Simon Joyner Credit: Frances Joyner

Simon Joyner has been composing nuanced expositions of loss, longing, and hope since at least 1987. That’s the year he wrote the earliest songs that appear on A Rag of Colts (Gertrude Tapes), a compilation of home demos recorded over 25 years that has just been reissued on vinyl. “Daylight,” from his most recent album, Step Into the Earthquake (Shrimper, 2017), puts the listener in the shoes of someone so deep in denial after losing a loved one that even the sun’s rays yield visions of his dearly departed. Elsewhere on the record he describes the machinations of anxiety in the age of Trump. The barroom poets on “I’m Feeling It Today” wake up to postelection visions of burgeoning bigotry and authoritarianism that are way worse than the usual hangover. On most of the album his band the Ghosts, a shifting assemblage of Nebraska-based musicians, sets these tales to arrangements reminiscent of early electric Dylan.
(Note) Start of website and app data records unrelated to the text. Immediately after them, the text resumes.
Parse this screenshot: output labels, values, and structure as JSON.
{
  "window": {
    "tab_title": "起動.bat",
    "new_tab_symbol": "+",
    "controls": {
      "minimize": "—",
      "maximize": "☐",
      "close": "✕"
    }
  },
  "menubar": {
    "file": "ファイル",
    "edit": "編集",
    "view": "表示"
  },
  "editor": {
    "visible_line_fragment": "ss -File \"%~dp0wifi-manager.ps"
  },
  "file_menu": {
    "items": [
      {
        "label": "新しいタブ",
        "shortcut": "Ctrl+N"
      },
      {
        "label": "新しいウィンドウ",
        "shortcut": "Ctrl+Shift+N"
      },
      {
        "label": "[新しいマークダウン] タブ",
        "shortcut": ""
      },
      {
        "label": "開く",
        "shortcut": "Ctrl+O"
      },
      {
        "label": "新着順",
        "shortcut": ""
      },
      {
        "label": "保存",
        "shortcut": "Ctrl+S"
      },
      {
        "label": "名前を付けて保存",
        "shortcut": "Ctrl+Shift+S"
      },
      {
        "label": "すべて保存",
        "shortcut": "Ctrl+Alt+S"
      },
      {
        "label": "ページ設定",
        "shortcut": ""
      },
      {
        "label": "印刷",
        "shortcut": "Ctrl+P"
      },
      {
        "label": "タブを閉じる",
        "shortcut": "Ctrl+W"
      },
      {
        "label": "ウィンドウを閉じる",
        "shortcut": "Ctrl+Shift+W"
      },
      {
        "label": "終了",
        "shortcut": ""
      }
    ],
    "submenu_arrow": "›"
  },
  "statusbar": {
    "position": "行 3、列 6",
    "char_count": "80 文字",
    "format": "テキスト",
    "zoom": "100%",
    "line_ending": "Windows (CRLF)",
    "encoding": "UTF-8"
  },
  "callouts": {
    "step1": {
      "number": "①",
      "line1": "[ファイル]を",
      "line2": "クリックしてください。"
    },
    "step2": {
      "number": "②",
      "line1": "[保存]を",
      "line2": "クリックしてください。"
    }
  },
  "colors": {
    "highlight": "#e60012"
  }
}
But Joyner breaks new-to-him ground on the cathartic side-long closer, “I Dreamed I Saw Lou Reed Last Night,” which opens with field recordings of him trying to coax music out of a piano that was demolished when a tornado wrecked his barn before cutting to the band noisily bearing down on a riff that’s close kin to the Velvet Underground’s “Waiting for My Man.” Joyner begins the latter by relating an imagined conversation with his longtime hero about showbiz ethics, then uses lyrics borrowed from Woody Guthrie and Yoko Ono to steer the song into a howling protest against racially motivated murder and a country willing to tolerate it. Joyner is touring with a five-piece edition of the Ghosts and will play a fair bit of Earthquake as well as songs from throughout his career.   v